• **EXERCISE DESCRIPTION**: If "screenshot" shows up in a line of the material, return that line.

• **DATA RECORDS**:
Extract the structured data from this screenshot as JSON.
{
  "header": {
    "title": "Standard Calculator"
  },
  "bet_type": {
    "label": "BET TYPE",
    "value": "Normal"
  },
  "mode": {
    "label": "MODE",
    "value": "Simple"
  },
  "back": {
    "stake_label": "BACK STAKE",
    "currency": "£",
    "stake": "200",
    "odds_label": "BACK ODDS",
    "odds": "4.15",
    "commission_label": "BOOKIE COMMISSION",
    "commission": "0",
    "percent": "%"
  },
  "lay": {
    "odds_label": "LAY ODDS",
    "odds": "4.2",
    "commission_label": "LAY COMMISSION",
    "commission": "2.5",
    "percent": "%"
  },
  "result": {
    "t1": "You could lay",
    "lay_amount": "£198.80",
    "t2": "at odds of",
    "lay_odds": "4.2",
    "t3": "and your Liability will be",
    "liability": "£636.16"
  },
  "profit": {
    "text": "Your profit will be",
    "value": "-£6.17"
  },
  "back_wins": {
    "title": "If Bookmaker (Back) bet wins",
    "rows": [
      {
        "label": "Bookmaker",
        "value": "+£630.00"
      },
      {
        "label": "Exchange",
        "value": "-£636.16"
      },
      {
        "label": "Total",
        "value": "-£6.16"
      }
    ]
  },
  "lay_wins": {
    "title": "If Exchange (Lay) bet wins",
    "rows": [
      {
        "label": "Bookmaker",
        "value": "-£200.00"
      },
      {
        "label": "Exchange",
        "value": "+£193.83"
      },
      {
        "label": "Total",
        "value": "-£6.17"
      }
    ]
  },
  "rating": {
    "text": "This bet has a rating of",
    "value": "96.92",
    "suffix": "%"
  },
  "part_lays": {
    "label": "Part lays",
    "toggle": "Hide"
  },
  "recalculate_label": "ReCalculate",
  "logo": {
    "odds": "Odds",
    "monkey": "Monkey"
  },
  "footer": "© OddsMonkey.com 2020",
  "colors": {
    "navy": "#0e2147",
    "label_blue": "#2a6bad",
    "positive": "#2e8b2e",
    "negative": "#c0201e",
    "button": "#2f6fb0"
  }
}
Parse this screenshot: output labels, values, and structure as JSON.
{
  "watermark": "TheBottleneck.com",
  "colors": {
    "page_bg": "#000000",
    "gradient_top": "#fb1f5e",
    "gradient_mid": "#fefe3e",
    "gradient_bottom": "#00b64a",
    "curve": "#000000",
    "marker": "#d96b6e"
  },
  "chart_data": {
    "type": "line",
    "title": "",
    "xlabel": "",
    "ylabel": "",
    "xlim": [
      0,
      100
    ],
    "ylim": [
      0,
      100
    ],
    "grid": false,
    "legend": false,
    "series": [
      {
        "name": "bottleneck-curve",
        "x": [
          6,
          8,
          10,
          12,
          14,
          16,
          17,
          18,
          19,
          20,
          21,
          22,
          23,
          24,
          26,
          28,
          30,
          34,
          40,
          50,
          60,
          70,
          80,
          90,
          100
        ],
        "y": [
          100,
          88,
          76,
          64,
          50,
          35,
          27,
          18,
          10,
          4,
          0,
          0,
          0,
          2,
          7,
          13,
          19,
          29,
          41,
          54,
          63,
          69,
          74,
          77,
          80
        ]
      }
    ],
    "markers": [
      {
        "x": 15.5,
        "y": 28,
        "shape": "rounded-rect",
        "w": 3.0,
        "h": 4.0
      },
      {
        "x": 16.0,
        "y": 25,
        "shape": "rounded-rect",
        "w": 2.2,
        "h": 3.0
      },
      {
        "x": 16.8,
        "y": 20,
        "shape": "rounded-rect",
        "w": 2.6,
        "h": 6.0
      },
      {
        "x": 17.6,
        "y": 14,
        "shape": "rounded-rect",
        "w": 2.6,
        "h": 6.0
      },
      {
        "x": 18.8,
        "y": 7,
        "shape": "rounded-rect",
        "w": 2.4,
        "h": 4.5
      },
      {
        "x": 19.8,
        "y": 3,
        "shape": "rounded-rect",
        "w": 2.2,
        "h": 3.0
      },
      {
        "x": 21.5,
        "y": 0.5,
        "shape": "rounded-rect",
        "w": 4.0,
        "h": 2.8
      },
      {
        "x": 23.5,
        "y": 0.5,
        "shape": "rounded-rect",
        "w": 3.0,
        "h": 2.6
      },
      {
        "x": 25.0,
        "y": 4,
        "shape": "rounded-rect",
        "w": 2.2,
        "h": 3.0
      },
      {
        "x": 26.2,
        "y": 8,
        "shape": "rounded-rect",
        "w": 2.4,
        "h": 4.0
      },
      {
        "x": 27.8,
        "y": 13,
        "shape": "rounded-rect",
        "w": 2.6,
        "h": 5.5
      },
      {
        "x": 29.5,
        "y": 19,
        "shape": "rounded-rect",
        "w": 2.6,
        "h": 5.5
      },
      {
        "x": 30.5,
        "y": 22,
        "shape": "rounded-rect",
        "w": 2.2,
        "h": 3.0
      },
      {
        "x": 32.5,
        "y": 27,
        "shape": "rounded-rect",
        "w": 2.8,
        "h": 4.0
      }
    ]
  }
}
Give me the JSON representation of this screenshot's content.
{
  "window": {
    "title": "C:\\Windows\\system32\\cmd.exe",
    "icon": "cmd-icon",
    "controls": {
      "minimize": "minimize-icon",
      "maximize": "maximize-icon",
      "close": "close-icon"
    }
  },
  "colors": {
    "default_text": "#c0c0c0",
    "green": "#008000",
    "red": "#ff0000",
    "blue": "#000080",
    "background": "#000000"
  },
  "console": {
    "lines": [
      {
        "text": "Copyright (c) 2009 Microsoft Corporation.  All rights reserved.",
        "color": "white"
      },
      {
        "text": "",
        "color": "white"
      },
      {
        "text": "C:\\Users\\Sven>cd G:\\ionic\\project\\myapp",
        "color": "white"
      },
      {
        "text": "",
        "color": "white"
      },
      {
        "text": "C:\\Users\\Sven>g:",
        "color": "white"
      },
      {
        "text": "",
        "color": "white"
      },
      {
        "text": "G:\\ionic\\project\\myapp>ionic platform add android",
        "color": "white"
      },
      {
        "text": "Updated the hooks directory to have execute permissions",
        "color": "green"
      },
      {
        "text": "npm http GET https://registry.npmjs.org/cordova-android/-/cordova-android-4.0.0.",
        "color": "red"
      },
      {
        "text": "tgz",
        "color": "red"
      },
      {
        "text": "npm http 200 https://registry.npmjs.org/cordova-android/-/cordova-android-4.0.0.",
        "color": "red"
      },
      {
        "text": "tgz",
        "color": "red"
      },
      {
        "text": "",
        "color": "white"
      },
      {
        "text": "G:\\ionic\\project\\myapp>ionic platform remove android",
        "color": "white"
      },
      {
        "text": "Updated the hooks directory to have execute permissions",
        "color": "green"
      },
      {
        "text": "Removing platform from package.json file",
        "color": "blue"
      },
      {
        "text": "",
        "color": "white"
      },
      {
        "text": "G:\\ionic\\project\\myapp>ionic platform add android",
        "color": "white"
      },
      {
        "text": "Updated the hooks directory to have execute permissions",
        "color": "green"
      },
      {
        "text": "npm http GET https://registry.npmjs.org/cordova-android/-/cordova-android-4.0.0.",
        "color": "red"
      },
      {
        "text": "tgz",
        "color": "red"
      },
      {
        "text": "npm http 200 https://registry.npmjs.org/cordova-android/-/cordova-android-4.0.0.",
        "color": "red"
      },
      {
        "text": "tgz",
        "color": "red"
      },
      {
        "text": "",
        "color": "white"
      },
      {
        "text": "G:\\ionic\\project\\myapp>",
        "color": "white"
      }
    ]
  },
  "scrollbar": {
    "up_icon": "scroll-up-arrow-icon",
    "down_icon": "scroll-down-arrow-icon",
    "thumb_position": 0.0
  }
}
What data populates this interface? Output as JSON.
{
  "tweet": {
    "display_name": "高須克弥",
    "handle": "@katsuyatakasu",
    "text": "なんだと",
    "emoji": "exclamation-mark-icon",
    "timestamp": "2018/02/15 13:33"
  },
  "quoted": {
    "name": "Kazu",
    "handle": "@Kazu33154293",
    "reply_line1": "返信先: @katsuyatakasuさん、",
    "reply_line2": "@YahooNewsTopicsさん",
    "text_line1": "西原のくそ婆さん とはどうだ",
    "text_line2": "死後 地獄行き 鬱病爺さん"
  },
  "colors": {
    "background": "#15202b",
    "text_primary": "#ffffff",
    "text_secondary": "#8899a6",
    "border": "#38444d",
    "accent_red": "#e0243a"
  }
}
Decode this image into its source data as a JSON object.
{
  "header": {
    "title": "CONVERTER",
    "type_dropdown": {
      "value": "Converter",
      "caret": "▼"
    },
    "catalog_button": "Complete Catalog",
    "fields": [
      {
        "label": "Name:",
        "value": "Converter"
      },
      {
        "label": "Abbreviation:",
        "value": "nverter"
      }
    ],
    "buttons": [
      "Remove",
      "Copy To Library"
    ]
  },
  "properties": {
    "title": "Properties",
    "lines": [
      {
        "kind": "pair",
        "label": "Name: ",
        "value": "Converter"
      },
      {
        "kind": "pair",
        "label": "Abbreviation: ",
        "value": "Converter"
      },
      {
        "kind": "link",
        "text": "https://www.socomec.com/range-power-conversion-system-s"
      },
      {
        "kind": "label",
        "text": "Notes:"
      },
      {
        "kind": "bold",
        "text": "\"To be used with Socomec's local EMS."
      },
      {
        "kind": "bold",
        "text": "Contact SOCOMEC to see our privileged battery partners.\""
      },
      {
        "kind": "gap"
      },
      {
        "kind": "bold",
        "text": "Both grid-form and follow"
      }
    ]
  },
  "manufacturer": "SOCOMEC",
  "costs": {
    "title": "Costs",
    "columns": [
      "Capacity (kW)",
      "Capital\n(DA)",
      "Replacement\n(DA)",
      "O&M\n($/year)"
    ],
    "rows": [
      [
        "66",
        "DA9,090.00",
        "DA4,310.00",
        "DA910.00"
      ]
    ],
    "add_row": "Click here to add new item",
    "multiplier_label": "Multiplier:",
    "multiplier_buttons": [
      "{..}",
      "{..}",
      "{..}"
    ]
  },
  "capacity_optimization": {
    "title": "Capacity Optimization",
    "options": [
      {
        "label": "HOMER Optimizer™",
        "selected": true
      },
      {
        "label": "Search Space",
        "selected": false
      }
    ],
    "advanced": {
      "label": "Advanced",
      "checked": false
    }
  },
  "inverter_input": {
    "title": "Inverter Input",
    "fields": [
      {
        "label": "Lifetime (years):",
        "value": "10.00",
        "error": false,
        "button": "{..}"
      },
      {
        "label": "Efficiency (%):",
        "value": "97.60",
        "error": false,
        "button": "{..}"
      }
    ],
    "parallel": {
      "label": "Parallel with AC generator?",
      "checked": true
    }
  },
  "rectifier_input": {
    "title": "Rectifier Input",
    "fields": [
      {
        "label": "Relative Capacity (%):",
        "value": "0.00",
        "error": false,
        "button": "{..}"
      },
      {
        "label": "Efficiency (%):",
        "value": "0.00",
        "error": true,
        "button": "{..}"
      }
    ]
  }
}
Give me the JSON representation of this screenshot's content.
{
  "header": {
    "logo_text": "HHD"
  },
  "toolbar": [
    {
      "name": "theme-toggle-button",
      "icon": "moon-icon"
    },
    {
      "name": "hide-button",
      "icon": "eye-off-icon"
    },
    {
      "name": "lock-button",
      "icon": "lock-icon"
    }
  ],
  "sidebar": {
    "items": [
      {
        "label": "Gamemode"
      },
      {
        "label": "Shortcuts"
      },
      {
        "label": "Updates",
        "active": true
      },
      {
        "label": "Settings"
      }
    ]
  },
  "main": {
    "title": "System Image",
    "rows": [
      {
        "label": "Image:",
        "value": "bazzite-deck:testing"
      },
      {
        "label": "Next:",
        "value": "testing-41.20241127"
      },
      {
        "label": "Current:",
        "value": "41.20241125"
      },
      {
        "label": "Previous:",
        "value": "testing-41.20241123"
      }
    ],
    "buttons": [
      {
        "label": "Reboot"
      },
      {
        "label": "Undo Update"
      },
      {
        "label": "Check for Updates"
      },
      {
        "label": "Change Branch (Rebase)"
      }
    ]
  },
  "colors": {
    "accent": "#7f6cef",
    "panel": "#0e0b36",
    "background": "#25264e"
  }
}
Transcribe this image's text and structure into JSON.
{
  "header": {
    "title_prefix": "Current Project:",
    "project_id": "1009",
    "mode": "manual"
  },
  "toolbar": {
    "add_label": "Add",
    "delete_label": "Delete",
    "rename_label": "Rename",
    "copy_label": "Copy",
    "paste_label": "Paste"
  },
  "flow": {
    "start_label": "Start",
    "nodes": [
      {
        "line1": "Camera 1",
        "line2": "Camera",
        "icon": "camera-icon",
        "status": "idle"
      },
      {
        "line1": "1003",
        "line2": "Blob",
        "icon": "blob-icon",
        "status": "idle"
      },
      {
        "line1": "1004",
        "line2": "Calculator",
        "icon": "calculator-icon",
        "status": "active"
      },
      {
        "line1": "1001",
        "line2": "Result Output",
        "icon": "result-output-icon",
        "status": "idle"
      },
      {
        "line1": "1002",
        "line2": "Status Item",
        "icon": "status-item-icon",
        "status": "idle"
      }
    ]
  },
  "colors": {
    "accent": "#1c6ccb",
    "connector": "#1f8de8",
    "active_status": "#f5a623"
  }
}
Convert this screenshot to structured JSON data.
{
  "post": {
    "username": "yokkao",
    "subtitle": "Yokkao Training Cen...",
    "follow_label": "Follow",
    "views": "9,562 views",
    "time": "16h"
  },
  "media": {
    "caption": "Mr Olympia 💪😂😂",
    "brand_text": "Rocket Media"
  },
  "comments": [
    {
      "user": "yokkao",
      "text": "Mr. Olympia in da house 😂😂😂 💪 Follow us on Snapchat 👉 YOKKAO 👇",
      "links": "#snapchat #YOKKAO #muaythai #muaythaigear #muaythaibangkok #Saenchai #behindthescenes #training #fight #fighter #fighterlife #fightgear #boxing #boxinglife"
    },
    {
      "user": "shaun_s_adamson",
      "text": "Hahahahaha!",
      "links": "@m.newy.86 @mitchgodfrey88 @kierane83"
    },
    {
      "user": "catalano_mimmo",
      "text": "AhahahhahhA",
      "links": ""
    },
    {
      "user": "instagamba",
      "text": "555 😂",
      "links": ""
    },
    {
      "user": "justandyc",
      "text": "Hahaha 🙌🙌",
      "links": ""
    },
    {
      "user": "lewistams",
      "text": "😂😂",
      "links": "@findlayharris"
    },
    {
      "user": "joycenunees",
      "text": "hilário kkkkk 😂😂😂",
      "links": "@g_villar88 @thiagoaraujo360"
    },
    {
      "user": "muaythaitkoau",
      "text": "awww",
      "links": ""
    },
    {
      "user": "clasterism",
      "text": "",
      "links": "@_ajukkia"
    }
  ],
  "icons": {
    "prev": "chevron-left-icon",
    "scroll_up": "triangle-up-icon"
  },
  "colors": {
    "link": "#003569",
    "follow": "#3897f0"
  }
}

• **ANSWER SPACE**:
Extract the structured data from this screenshot as JSON.
Parse this screenshot: output labels, values, and structure as JSON.
Give me the JSON representation of this screenshot's content.
Give me the JSON representation of this screenshot's content.
Convert this screenshot to structured JSON data.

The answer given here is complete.